Research directors will be tipped off about their chances of success before deciding whether to enter the next research assessment exercise, under plans being developed for the funding councils.
Universities would be ranked according to measures such as number of publications, external research income and number of PhD students in each unit of assessment.
It would be up to each institution to decide whether to accept a basic research grant based on these metrics or to apply for a higher level of funding through peer review but risk losing the lower grant.
The proposals emerged last week from the review of research assessment being conducted by Sir Gareth Roberts, president of Wolfson College, Oxford, on behalf of the funding councils. He outlined the plans at a briefing at London's Senate House and said that the latest model offered something for everybody.
Sir Gareth said: "The method of assessment should be chosen to match the character of the research. There should be greater emphasis on international benchmarking and involvement of panel members. We need greater transparency in the selection of panels and an obligation for them to conform to their published guidelines for assessment.
"Assessment should cover and reward a wide range of criteria, leading possibly to a research excellence profile. Institutions should submit all staff whose contracts oblige them to do research. Young people should not be disadvantaged by the assessment process."
A third of units are anticipated to be funded through the "research quality assessment" route, with the rest getting cash through the "research capacity assessment" route. However, the RQA route would attract five times as much money as the RCA route.
Subject areas would be grouped so that the number of units of assessment fell from 69 to no more than 20. This could be achieved by establishing sub-panels to assess, for example, all health-related subjects.
If a department or faculty were to be peer reviewed, all staff would be assessed. Assessment panels would decide how many departments were internationally excellent and should be funded.
To access research cash, institutions would also have to show that they met standards for how research informs teaching, how contract researchers and postgraduates are developed and managed, and how knowledge is transferred to those outside the institution.
About 10 per cent of research cash would go to centres of excellence, which would be peer reviewed outside the RQA route. The centres involve collaboration between departments or institutions. An institution the size of Imperial College London could expect to have a dozen centres of excellence.
Formal proposals will be published for consultation from May to September.
The funding councils will decide in October whether to adopt them.

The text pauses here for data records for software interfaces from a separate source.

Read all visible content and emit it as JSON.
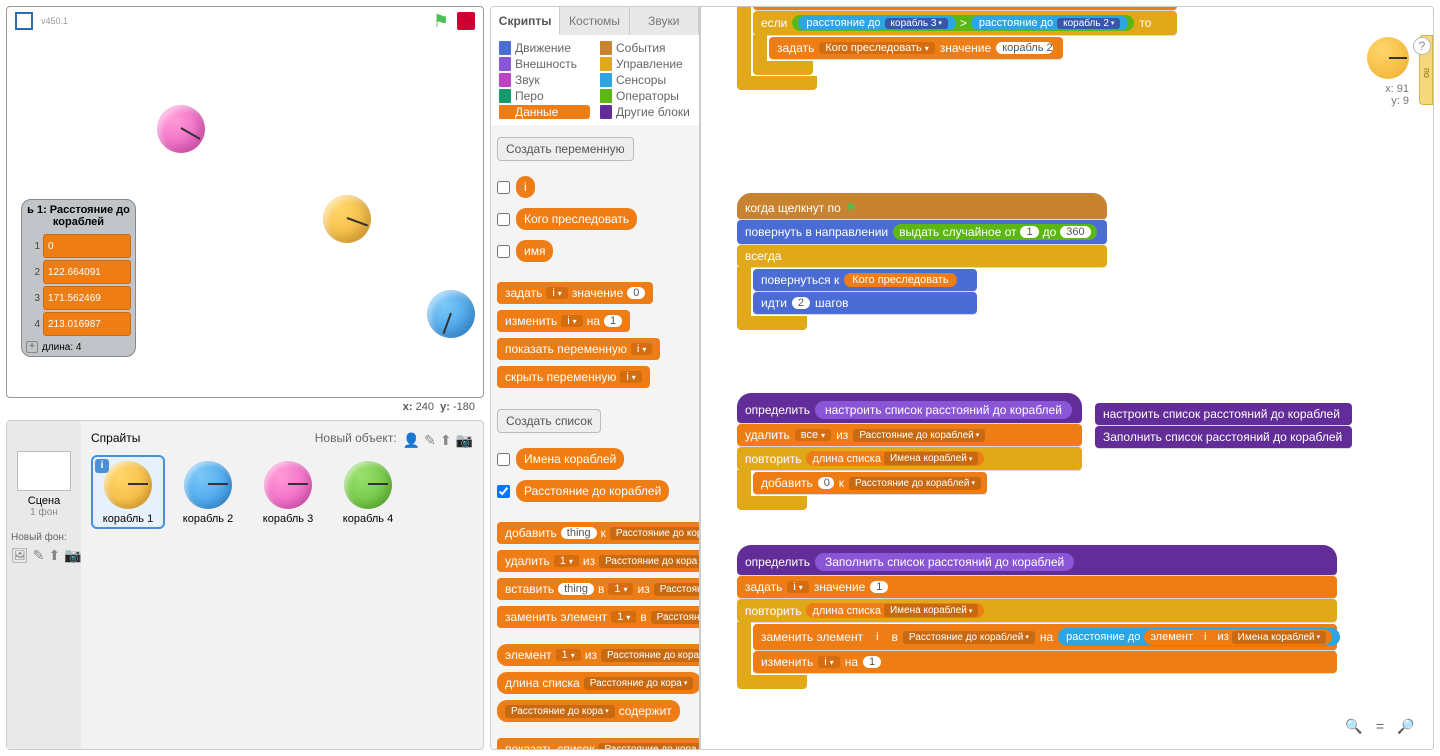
{
  "version": "v450.1",
  "stage_coords": {
    "x_label": "x:",
    "x": "240",
    "y_label": "y:",
    "y": "-180"
  },
  "list_monitor": {
    "title": "ь 1: Расстояние до кораблей",
    "rows": [
      {
        "idx": "1",
        "val": "0"
      },
      {
        "idx": "2",
        "val": "122.664091"
      },
      {
        "idx": "3",
        "val": "171.562469"
      },
      {
        "idx": "4",
        "val": "213.016987"
      }
    ],
    "length_label": "длина: 4"
  },
  "sprites": {
    "header": "Спрайты",
    "new_object": "Новый объект:",
    "scene_label": "Сцена",
    "scene_sub": "1 фон",
    "new_bg": "Новый фон:",
    "tiles": [
      {
        "name": "корабль 1",
        "color": "or",
        "selected": true
      },
      {
        "name": "корабль 2",
        "color": "bl"
      },
      {
        "name": "корабль 3",
        "color": "pk"
      },
      {
        "name": "корабль 4",
        "color": "gr"
      }
    ]
  },
  "tabs": {
    "scripts": "Скрипты",
    "costumes": "Костюмы",
    "sounds": "Звуки"
  },
  "categories": {
    "motion": "Движение",
    "events": "События",
    "looks": "Внешность",
    "control": "Управление",
    "sound": "Звук",
    "sensing": "Сенсоры",
    "pen": "Перо",
    "operators": "Операторы",
    "data": "Данные",
    "more": "Другие блоки"
  },
  "palette": {
    "make_var": "Создать переменную",
    "vars": {
      "i": "i",
      "who": "Кого преследовать",
      "name": "имя"
    },
    "set_var": "задать",
    "value_word": "значение",
    "zero": "0",
    "change_var": "изменить",
    "by_word": "на",
    "one": "1",
    "show_var": "показать переменную",
    "hide_var": "скрыть переменную",
    "make_list": "Создать список",
    "lists": {
      "names": "Имена кораблей",
      "dist": "Расстояние до кораблей"
    },
    "add": "добавить",
    "thing": "thing",
    "to": "к",
    "delete": "удалить",
    "of": "из",
    "one_dd": "1",
    "insert": "вставить",
    "in": "в",
    "replace": "заменить элемент",
    "item": "элемент",
    "length": "длина списка",
    "contains": "содержит",
    "show_list": "показать список",
    "dist_short": "Расстояние до кора"
  },
  "scripts": {
    "set": "задать",
    "who_var": "Кого преследовать",
    "value": "значение",
    "ship3": "корабль 3",
    "ship2": "корабль 2",
    "if": "если",
    "then": "то",
    "distance_to": "расстояние до",
    "gt": ">",
    "when_clicked": "когда щелкнут по",
    "point_dir": "повернуть в направлении",
    "random": "выдать случайное от",
    "r1": "1",
    "to_word": "до",
    "r360": "360",
    "forever": "всегда",
    "point_towards": "повернуться к",
    "move": "идти",
    "steps": "шагов",
    "two": "2",
    "define": "определить",
    "setup_list": "настроить список расстояний до кораблей",
    "fill_list": "Заполнить список расстояний до кораблей",
    "delete_all": "удалить",
    "all": "все",
    "from": "из",
    "repeat": "повторить",
    "length_of": "длина списка",
    "names_list": "Имена кораблей",
    "dist_list": "Расстояние до кораблей",
    "add_word": "добавить",
    "zero_v": "0",
    "to_k": "к",
    "set_i": "задать",
    "i_var": "i",
    "val1": "1",
    "replace_item": "заменить элемент",
    "in_word": "в",
    "with_word": "на",
    "item_word": "элемент",
    "of_word": "из",
    "change_i": "изменить",
    "by1": "1"
  },
  "preview": {
    "x_label": "x:",
    "x": "91",
    "y_label": "y:",
    "y": "9"
  },
  "help_tab": "по"
}
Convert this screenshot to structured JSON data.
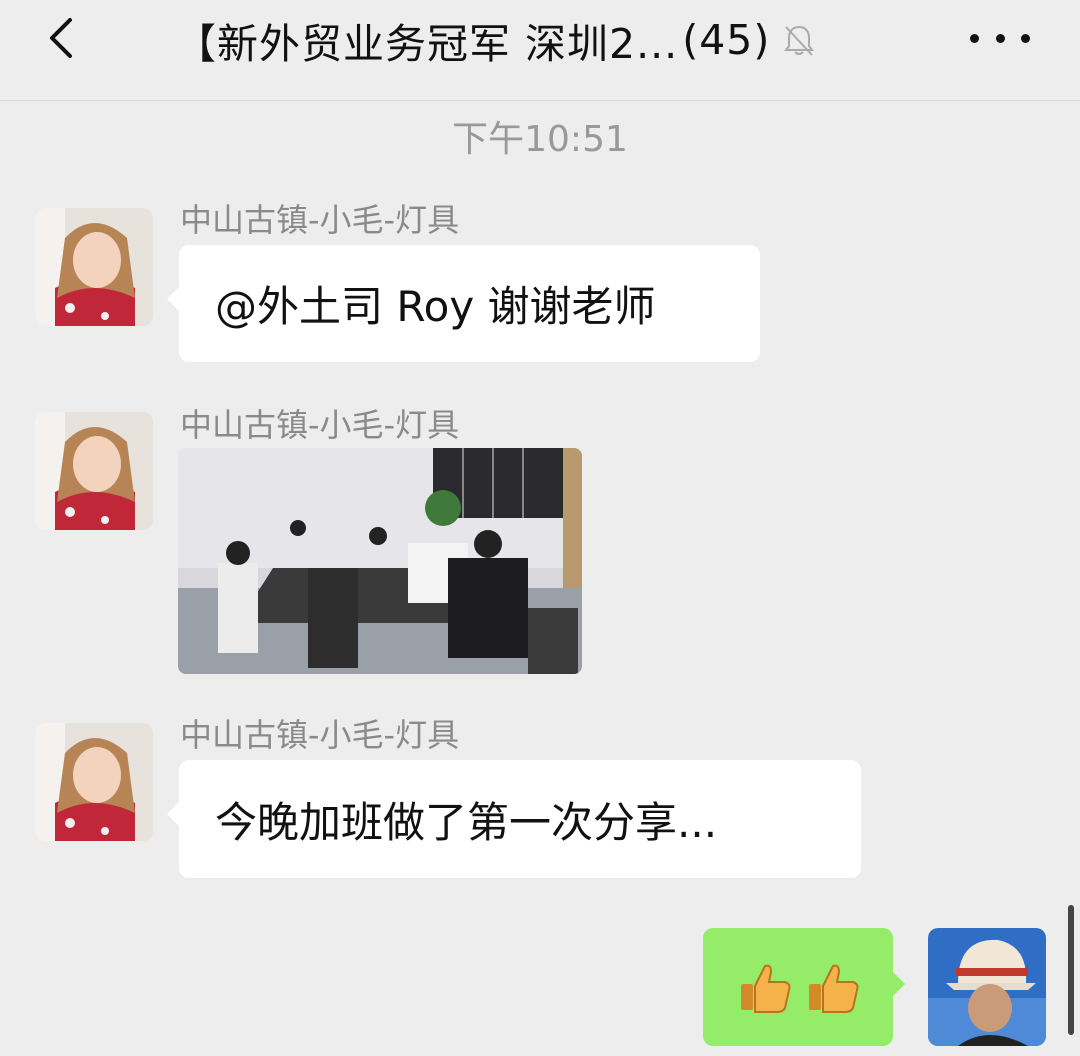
{
  "header": {
    "title": "【新外贸业务冠军 深圳2...",
    "member_count": "(45)",
    "back_icon": "chevron-left-icon",
    "mute_icon": "bell-slash-icon",
    "more_icon": "ellipsis-icon"
  },
  "timestamp": "下午10:51",
  "messages": [
    {
      "sender": "中山古镇-小毛-灯具",
      "type": "text",
      "text": "@外土司 Roy 谢谢老师"
    },
    {
      "sender": "中山古镇-小毛-灯具",
      "type": "image"
    },
    {
      "sender": "中山古镇-小毛-灯具",
      "type": "text",
      "text": "今晚加班做了第一次分享..."
    }
  ],
  "my_message": {
    "type": "emoji",
    "emoji": [
      "👍",
      "👍"
    ]
  },
  "colors": {
    "background": "#ededed",
    "bubble_incoming": "#ffffff",
    "bubble_outgoing": "#95ec69",
    "sender_name": "#8a8a8a"
  }
}
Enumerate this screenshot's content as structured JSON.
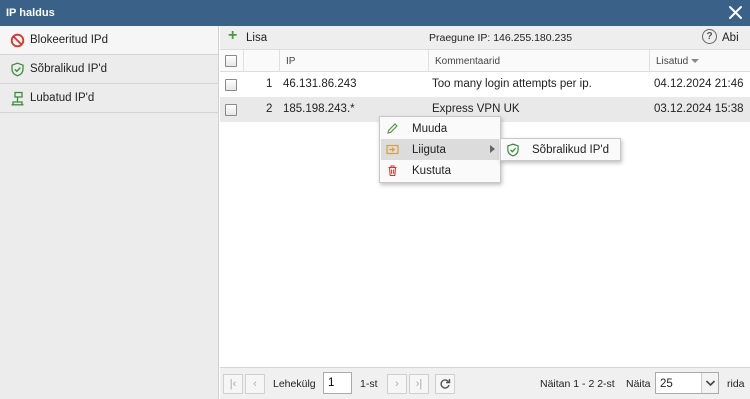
{
  "window": {
    "title": "IP haldus",
    "close_icon": "close-icon"
  },
  "sidebar": {
    "items": [
      {
        "label": "Blokeeritud IPd",
        "icon": "blocked-icon",
        "color": "#d9352a"
      },
      {
        "label": "Sõbralikud IP'd",
        "icon": "shield-check-icon",
        "color": "#3c8c3c"
      },
      {
        "label": "Lubatud IP'd",
        "icon": "network-icon",
        "color": "#3c8c3c"
      }
    ]
  },
  "toolbar": {
    "add_label": "Lisa",
    "current_ip": "Praegune IP: 146.255.180.235",
    "help_label": "Abi"
  },
  "grid": {
    "columns": [
      "IP",
      "Kommentaarid",
      "Lisatud"
    ],
    "rows": [
      {
        "num": "1",
        "ip": "46.131.86.243",
        "comment": "Too many login attempts per ip.",
        "added": "04.12.2024 21:46"
      },
      {
        "num": "2",
        "ip": "185.198.243.*",
        "comment": "Express VPN UK",
        "added": "03.12.2024 15:38"
      }
    ]
  },
  "context_menu": {
    "items": [
      {
        "label": "Muuda",
        "icon": "pencil-icon"
      },
      {
        "label": "Liiguta",
        "icon": "move-icon"
      },
      {
        "label": "Kustuta",
        "icon": "trash-icon"
      }
    ],
    "submenu": {
      "label": "Sõbralikud IP'd",
      "icon": "shield-check-icon"
    }
  },
  "pager": {
    "page_label": "Lehekülg",
    "page_value": "1",
    "of_label": "1-st",
    "showing": "Näitan 1 - 2 2-st",
    "show_label": "Näita",
    "page_size": "25",
    "rows_label": "rida"
  },
  "colors": {
    "titlebar": "#3a6288",
    "accent_green": "#3c8c3c",
    "accent_red": "#d9352a"
  }
}
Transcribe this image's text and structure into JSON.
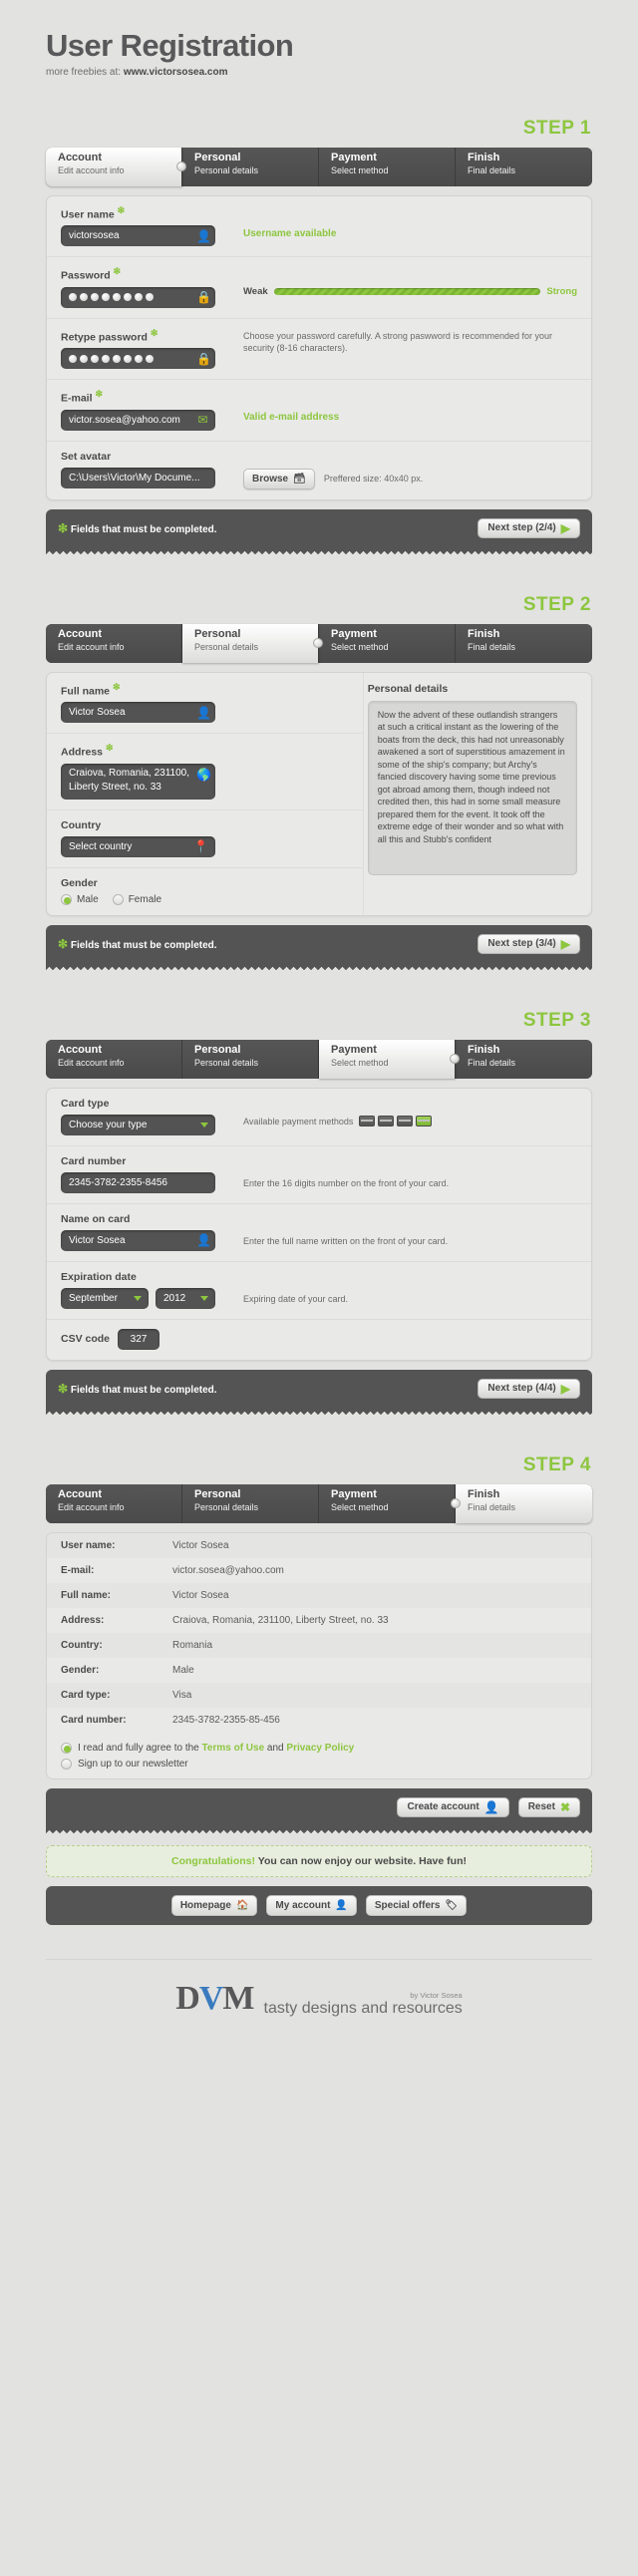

It is hoped that the RQA will continue to be identical in England, Scotland, Wales and Northern Ireland, even though the different funding bodies have chosen to fund the results differently. The first assessment would be in 2008, and it would be repeated every six years.